Butterfly wing patterns have a basic blueprint, which is manipulated by non-coding regulatory DNA to create the diversity of wings seen in different species, according to new research.
The study, “Deep Cis-Regulatory Homologation of the Basis Plane of Butterfly Wing Pattern,” published as a cover story in the October 21 issue of Sciencesexplains how the DNA between genes, called “junk” DNA or noncoding regulatory DNA, conforms to a basic blueprint preserved for tens to hundreds of millions of years while allowing wing patterns to evolve extremely fast.
The research supports the idea that an ancient color pattern is already encoded in the genome and that non-coding regulatory DNA works like switches to turn on some patterns and turn off others.
“We’re interested in how the same gene can generate these very different-looking butterflies,” said Anyi Mazo-Vargas, Ph.D. ’20, the study’s first author and former graduate student in the lab of lead author Robert Reed, a professor of ecology and evolutionary biology in the College of Agriculture and Life Sciences. Mazo-Vargas is currently a postdoctoral researcher at George Washington University.
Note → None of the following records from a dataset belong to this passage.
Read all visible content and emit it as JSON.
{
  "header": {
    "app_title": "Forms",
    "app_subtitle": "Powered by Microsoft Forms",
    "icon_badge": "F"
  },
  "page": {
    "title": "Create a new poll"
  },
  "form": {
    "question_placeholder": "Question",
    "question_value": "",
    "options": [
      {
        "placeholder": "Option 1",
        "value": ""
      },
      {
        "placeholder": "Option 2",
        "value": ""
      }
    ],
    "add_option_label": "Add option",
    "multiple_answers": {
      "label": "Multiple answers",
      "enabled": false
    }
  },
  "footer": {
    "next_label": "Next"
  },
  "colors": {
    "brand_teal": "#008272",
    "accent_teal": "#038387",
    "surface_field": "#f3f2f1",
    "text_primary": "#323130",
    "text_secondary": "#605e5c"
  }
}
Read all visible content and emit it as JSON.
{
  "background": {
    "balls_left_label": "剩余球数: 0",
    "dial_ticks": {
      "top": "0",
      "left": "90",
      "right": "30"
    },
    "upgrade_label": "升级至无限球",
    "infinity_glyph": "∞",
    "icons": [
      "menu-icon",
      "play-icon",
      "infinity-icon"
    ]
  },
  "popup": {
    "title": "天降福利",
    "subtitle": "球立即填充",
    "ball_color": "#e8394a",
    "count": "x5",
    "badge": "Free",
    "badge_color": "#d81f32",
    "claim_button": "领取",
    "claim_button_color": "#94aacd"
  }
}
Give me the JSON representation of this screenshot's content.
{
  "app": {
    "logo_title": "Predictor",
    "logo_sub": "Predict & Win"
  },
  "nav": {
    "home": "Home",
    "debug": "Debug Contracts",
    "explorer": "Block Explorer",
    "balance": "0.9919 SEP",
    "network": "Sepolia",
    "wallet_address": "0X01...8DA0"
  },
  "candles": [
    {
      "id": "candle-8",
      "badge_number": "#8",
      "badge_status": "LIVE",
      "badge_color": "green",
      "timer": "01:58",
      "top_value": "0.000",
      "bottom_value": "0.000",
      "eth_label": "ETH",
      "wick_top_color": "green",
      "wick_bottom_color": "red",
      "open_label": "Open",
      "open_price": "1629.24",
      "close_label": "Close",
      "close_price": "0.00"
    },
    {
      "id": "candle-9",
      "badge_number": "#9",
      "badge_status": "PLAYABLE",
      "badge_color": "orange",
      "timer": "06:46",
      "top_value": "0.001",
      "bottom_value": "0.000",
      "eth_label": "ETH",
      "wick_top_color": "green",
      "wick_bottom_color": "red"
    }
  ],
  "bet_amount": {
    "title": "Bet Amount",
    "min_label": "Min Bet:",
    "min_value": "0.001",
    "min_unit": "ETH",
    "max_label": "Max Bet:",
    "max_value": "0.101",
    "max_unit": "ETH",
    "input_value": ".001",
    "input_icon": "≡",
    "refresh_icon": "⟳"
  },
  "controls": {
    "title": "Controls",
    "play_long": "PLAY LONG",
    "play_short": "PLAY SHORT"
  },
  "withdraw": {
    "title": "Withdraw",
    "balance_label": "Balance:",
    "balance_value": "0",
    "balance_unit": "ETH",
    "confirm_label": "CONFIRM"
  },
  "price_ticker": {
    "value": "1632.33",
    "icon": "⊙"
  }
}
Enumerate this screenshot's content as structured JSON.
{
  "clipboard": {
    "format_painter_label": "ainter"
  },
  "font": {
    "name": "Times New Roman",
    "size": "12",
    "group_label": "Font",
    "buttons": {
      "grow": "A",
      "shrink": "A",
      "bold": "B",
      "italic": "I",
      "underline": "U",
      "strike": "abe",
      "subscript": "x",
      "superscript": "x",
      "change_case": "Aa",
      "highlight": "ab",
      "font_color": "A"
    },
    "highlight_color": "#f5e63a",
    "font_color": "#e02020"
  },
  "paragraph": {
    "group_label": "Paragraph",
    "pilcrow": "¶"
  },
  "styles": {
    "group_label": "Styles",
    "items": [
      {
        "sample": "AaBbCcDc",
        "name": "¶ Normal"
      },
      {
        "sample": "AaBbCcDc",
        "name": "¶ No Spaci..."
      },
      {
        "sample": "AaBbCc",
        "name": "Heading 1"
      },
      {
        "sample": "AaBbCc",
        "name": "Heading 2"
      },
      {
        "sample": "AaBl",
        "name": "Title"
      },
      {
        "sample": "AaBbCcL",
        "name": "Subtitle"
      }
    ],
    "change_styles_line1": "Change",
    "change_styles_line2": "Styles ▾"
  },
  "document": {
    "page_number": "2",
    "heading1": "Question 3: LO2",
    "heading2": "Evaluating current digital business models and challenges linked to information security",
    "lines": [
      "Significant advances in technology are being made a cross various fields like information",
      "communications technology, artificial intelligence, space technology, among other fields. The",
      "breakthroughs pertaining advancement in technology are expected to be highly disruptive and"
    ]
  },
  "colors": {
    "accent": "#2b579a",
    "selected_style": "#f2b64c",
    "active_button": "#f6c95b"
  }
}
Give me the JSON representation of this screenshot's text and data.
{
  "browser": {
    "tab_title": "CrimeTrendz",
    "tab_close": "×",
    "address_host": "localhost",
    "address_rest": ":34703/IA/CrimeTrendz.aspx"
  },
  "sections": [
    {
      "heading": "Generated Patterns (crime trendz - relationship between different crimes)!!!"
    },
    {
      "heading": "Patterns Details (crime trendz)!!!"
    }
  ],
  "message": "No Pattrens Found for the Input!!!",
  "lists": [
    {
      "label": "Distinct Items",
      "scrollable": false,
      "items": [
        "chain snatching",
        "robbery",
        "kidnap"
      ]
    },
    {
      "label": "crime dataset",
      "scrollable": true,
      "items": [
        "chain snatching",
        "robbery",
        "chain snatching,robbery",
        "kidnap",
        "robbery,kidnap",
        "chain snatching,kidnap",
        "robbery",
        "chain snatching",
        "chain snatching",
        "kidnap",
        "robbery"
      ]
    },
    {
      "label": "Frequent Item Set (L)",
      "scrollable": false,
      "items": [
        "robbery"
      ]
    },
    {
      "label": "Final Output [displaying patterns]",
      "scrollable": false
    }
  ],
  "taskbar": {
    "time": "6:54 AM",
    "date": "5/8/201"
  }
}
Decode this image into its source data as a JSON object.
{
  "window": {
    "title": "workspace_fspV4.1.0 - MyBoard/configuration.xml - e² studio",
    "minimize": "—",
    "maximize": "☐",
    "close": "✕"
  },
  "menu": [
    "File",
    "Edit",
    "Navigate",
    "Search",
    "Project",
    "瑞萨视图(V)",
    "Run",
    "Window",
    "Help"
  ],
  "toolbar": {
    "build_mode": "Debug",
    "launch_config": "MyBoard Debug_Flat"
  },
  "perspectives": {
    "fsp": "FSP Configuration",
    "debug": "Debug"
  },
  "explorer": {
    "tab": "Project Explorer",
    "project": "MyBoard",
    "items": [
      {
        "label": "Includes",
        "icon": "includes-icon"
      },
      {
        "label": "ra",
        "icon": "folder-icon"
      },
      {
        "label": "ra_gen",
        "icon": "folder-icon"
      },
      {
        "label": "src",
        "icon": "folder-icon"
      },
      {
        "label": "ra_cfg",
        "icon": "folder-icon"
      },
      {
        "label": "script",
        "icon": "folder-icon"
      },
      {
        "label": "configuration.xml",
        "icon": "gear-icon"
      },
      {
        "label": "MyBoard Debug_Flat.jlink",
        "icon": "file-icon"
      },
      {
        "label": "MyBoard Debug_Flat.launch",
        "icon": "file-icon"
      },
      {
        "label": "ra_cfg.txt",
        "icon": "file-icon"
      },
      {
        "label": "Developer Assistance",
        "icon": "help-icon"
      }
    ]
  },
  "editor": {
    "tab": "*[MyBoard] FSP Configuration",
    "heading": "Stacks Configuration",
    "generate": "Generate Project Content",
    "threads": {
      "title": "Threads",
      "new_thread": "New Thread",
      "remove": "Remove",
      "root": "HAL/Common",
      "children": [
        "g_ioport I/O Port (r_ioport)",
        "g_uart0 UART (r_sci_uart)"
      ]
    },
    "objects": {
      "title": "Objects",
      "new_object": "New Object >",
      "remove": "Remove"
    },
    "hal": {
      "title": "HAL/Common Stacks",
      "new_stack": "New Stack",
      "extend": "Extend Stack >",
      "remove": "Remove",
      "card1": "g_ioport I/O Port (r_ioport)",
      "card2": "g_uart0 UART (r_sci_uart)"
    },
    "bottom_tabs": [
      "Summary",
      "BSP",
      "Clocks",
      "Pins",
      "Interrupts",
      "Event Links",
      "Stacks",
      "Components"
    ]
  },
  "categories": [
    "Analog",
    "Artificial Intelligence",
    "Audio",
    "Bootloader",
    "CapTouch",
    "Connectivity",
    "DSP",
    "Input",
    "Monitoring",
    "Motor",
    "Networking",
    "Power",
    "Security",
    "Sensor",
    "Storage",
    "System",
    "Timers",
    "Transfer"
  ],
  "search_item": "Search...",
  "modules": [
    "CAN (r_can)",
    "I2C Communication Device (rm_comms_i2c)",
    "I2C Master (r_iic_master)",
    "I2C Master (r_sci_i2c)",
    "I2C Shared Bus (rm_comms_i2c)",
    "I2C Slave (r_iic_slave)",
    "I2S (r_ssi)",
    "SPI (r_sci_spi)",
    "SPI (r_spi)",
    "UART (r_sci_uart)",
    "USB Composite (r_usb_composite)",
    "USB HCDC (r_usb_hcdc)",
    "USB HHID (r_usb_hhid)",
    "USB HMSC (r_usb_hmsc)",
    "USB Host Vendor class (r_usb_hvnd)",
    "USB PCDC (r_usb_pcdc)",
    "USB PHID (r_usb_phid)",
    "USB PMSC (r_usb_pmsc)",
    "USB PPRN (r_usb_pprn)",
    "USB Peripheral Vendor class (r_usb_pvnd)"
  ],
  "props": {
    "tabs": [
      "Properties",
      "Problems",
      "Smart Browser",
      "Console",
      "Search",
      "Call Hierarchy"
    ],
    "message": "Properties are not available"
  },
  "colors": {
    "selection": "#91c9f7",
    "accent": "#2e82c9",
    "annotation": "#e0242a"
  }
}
“We see that there is a highly conserved group of switches [non-coding DNA] that are working in different positions and are activated and driving the gene,” Mazo-Vargas said.
Previous work in Reed’s lab has uncovered key color pattern genes: one (WntA) that controls striping and another (Optix) that controls color and iridescence in butterfly wings. When the researchers turned off the Optix gene, the wings appeared black, and when the WntA gene was removed, the striped patterns disappeared.
This study focused on the effect of non-coding DNA on the WntA gene. Specifically, the researchers conducted experiments with 46 of these noncoding elements in five species of nymphalid butterflies, which is the largest family of butterflies.
For these noncoding regulatory elements to control genes, tightly coiled DNA coils unwind, a signal that a regulatory element is interacting with a gene to turn it on or, in some cases, turn it off.
In the study, the researchers used a technology called ATAC-seq to identify the regions of the genome where this unraveling occurs. Mazo-Vargas compared the ATAC-seq profiles of the wings of five butterfly species to identify the genetic regions involved in wing pattern development. They were surprised to find that a large number of regulatory regions were shared between very different butterfly species.
Mazo-Vargas and colleagues then employed CRISPR-Cas gene-editing technology to disable 46 regulatory elements one at a time, to see the effects on wing patterns when each of these non-coding DNA sequences was broken. When removed, each noncoding element changed one aspect of the butterflies’ wing patterns.
The researchers found that in four of the species, Junonia coenia (chestnut chestnut), Vanessa cardui (painted lady), Heliconius himera, and Agraulis vanillae (Gulf fritillary), each of these non-coding elements had similar functions with respect to the WntA. gene, showing that they were ancient and conserved, probably originating from a distant common ancestor.
They also found that D. plexippus (monarch) used different regulatory elements from the other four species to control its WntA gene, perhaps because it lost some of its genetic information throughout its history and had to reinvent its own regulatory system to develop its color. unique. patterns.
“We have progressively come to understand that most evolution occurs because of mutations in these non-coding regions,” Reed said. “What I hope is that this paper is a case study showing how people can use this combination of ATAC-seq and CRISPR to start interrogating these interesting regions in their own study systems, whether they’re working with birds, flies or worms.”
The study was funded by the National Science Foundation (NSF).
“This research is a major advance in our understanding of the genetic control of complex traits, and not just in butterflies,” said Theodore Morgan, NSF program manager. “The study not only showed how instructions for butterfly color patterns are deeply conserved throughout evolutionary history, but also revealed new evidence for how regulatory DNA segments positively and negatively influence traits such as color. and the shape.”
Materials provided by Cornell University. Original written by Krishna Ramanujan, courtesy of Cornell Chronicle. Note: content can be edited for style and length.